**About this exercise**. Every line of the records that holds the word "kind" should be copied out.

[Entries taken from a collection]
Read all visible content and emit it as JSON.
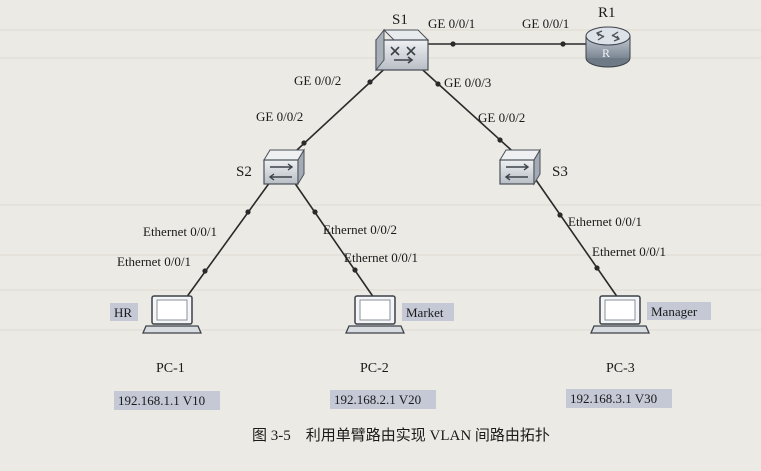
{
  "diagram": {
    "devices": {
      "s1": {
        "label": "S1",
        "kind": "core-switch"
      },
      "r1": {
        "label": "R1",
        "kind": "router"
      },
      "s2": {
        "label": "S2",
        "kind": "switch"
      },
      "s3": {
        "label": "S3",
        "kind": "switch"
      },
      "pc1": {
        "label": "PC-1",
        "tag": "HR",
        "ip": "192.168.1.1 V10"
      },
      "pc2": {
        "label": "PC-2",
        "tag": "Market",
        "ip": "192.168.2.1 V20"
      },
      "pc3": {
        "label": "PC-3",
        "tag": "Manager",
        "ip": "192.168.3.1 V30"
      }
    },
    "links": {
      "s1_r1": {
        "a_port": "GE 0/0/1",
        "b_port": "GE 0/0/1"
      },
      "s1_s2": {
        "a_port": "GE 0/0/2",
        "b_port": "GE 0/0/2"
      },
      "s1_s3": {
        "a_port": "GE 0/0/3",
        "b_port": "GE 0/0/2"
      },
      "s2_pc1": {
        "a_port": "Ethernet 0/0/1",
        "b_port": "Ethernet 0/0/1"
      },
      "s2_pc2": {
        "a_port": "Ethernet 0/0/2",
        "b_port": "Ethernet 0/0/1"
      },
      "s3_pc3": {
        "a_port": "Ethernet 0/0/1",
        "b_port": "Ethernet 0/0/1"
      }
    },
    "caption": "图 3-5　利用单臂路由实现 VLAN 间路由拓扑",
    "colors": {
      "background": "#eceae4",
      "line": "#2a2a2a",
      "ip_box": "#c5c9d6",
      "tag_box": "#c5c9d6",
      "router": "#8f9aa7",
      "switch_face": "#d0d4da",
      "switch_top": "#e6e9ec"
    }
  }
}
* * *
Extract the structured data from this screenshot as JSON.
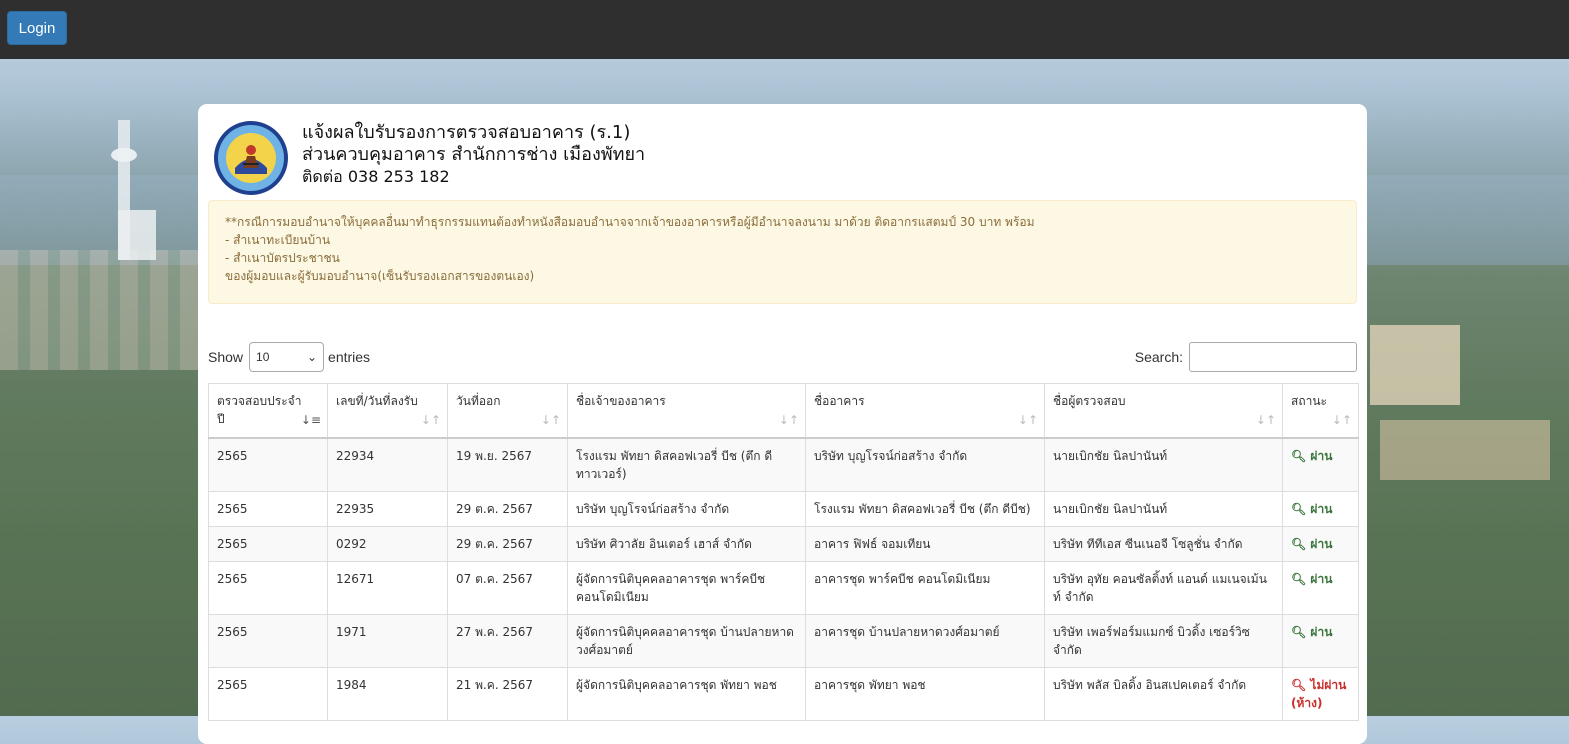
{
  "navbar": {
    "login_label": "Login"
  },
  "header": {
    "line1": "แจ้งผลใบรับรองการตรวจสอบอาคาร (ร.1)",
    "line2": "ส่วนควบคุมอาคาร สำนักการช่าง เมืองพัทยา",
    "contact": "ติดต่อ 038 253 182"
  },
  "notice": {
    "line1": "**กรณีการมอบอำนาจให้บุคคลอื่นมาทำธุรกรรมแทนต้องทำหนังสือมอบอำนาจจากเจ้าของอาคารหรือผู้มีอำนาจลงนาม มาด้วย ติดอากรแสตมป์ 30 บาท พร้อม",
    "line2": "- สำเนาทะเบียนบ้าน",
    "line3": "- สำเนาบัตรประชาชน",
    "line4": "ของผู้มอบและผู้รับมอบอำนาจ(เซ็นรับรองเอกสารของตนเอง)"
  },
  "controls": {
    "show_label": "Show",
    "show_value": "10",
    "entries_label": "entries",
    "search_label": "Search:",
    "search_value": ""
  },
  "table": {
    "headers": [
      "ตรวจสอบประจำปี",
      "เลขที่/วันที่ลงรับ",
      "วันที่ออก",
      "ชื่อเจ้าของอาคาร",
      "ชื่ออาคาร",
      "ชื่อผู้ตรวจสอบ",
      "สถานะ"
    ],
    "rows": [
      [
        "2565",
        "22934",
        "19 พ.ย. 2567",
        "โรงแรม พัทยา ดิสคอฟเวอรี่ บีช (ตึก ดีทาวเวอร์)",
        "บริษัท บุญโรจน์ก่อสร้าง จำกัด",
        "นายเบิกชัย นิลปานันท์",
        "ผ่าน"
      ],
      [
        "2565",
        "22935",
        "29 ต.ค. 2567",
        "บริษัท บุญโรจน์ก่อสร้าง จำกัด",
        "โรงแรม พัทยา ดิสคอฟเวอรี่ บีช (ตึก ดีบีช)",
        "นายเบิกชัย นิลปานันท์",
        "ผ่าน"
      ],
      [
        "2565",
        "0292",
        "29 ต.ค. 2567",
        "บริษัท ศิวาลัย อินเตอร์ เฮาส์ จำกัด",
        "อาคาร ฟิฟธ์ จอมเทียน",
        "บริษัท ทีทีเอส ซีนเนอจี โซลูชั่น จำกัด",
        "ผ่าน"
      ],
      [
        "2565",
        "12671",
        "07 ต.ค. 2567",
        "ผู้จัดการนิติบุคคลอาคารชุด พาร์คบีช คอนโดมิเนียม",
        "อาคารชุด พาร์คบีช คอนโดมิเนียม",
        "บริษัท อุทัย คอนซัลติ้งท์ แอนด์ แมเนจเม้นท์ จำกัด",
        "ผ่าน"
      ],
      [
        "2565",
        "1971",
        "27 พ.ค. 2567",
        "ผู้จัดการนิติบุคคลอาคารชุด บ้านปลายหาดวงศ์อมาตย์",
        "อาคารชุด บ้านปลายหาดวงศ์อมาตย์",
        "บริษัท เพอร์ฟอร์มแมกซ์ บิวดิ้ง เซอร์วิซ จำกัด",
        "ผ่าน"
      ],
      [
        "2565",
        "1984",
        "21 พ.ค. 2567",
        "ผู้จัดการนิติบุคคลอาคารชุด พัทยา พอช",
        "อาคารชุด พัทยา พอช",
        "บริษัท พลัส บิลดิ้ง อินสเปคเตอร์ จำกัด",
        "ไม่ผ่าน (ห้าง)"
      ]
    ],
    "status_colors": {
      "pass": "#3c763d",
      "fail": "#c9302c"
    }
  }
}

**Output for this task**.
        "kind": "core-switch"
        "kind": "router"
        "kind": "switch"
        "kind": "switch"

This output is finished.